As I packed my bag with excitement to be attending my third hoarding conference this year, I ticked off my packing list which included “Stuff”, a wonderful book written by the great hoarding guru, Dr Randy Frost. As I was going to be meeting him, I wanted to make sure he signed my copy. Some of us wish to meet film stars, famous footballers and musicians… but my wish is to meet the top hoarding specialists in the world. Randy Frost sits right up there, and I was also looking forward to attending his masterclass the day after the conference.
The conference was a huge success, attended by representatives from housing, social care, environmental health, hoarding specialists, and of course a clutter of APDO members alongside those affected by hoarding behaviours.
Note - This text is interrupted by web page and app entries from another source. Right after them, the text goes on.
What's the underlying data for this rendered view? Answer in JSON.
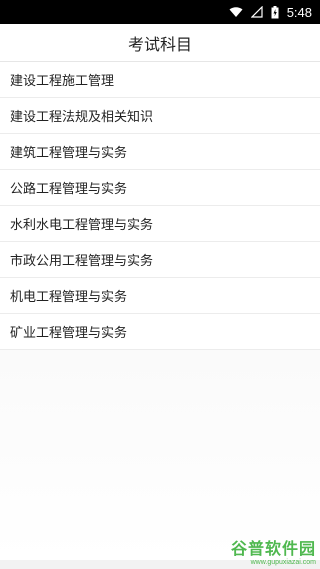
{
  "status_bar": {
    "time": "5:48",
    "icons": [
      "wifi-icon",
      "signal-icon",
      "battery-icon"
    ]
  },
  "header": {
    "title": "考试科目"
  },
  "subjects": [
    {
      "label": "建设工程施工管理"
    },
    {
      "label": "建设工程法规及相关知识"
    },
    {
      "label": "建筑工程管理与实务"
    },
    {
      "label": "公路工程管理与实务"
    },
    {
      "label": "水利水电工程管理与实务"
    },
    {
      "label": "市政公用工程管理与实务"
    },
    {
      "label": "机电工程管理与实务"
    },
    {
      "label": "矿业工程管理与实务"
    }
  ],
  "watermark": {
    "brand": "谷普软件园",
    "url": "www.gupuxiazai.com"
  }
}
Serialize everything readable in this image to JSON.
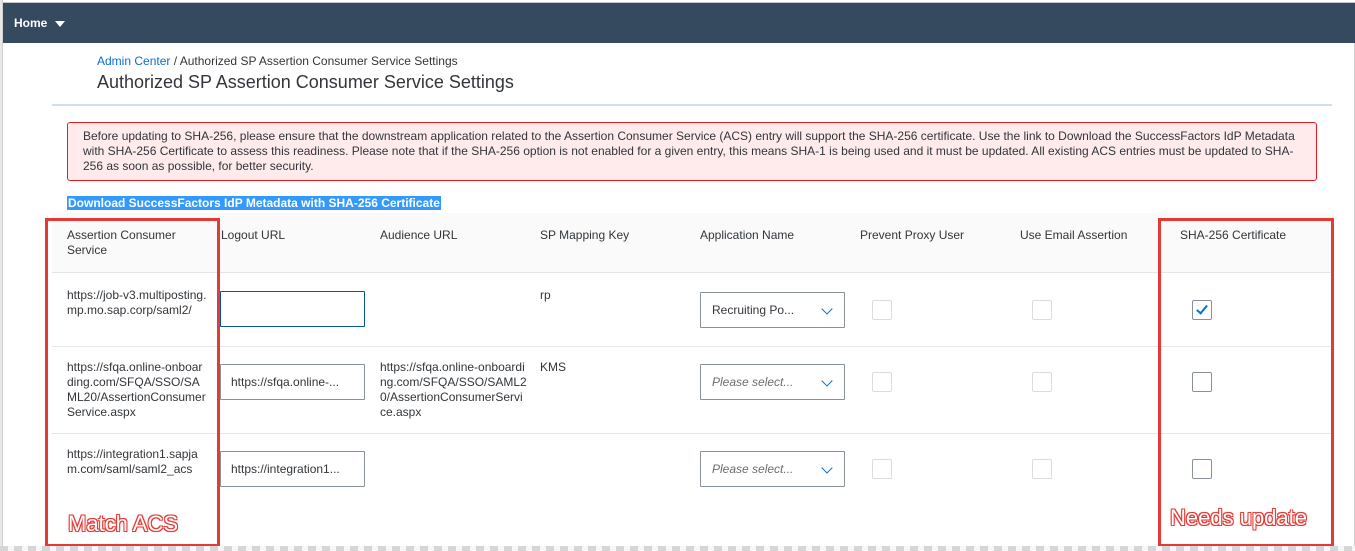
{
  "topbar": {
    "home_label": "Home"
  },
  "breadcrumb": {
    "link": "Admin Center",
    "separator": "/",
    "current": "Authorized SP Assertion Consumer Service Settings"
  },
  "page_title": "Authorized SP Assertion Consumer Service Settings",
  "alert_text": "Before updating to SHA-256, please ensure that the downstream application related to the Assertion Consumer Service (ACS) entry will support the SHA-256 certificate. Use the link to Download the SuccessFactors IdP Metadata with SHA-256 Certificate to assess this readiness. Please note that if the SHA-256 option is not enabled for a given entry, this means SHA-1 is being used and it must be updated. All existing ACS entries must be updated to SHA-256 as soon as possible, for better security.",
  "download_link": "Download SuccessFactors IdP Metadata with SHA-256 Certificate",
  "table": {
    "headers": {
      "acs": "Assertion Consumer Service",
      "logout": "Logout URL",
      "audience": "Audience URL",
      "mapping": "SP Mapping Key",
      "app": "Application Name",
      "proxy": "Prevent Proxy User",
      "email": "Use Email Assertion",
      "sha": "SHA-256 Certificate"
    },
    "rows": [
      {
        "acs": "https://job-v3.multiposting.mp.mo.sap.corp/saml2/",
        "logout": "",
        "audience": "",
        "mapping": "rp",
        "app": "Recruiting Po...",
        "prevent_proxy": false,
        "use_email": false,
        "sha256": true
      },
      {
        "acs": "https://sfqa.online-onboarding.com/SFQA/SSO/SAML20/AssertionConsumerService.aspx",
        "logout": "https://sfqa.online-...",
        "audience": "https://sfqa.online-onboarding.com/SFQA/SSO/SAML20/AssertionConsumerService.aspx",
        "mapping": "KMS",
        "app": "Please select...",
        "prevent_proxy": false,
        "use_email": false,
        "sha256": false
      },
      {
        "acs": "https://integration1.sapjam.com/saml/saml2_acs",
        "logout": "https://integration1...",
        "audience": "",
        "mapping": "",
        "app": "Please select...",
        "prevent_proxy": false,
        "use_email": false,
        "sha256": false
      }
    ]
  },
  "annotations": {
    "left": "Match ACS",
    "right": "Needs update",
    "color": "#e53935"
  }
}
Dr Stuart Whomsley, aka Dr Who, who attended our 2017 APDO conference spoke about how, on 18 June 2018, the World Health Organisation (WHO) classified hoarding as a mental health disorder in the New International Classification of Diseases (ICD-11)25. ICD-11 will be presented at the World Health Assembly in May 2019 for adoption by member states with the aim of coming into effect on 1 January 2022.
The key messages I took away from his presentation were that we need to work more to understand hoarding as a disorder, not to change it. The positives of hoarding being a diagnosable condition are that it helps reduce stigma, provides clarity, people do not feel alone and that help can be provided. The negatives are the medicalisation of everything and the assumptions of a biological basis if not backed up by resources. If resources are not put behind hoarding, the situation can be made more helpless and hopeless.
Mike Flynn and Dr Randy Frost talked about animal hoarding. It has been recognised that those who hoard animals are usually females in their mid-50s who are single and socially isolated. They mainly hoard cats and dogs and typically hoard 30 to 40 animals, sometimes more. Typical animal hoarders include overwhelmed caregivers, rescuers or those driven by a mission and exploiters. Findings from interviews suggest that those who hoard animals have human relationship issues, including early attachment problems, chaotic childhoods, they can be shy and socially awkward and their current relationships are dysfunctional.
Randy Frost’s key messages included putting the voice of the hoarder first. Randy also talked about research which concludes that hoarding can be triggered by childhood issues and a “lack of warmth” in a person’s family. Loneliness, social isolation and a lack of connection with people also contribute greatly to those with hoarding issues. Some of the vulnerabilities of hoarders are genetic, emotional dysregulation, perfectionism, poor health or disability and a history of loss or trauma. Randy also discussed the emotional attachments people have to their possessions which include beauty/aesthetics, history, memory and sentimental as well as identity, safety and comfort. I love his quote: “Hoarding is collecting life not living it.”
Other talks included the vital part played by motivational interviewing as a technique for engaging with those affected by hoarding behaviours. The other important messages I took away were that the voice of the person who hoards is key and we know what we know and what we don’t know.
My colleagues and I left the conference and the next day’s workshop feeling invigorated, inspired and better equipped to deal with the challenges that hoarding situations present.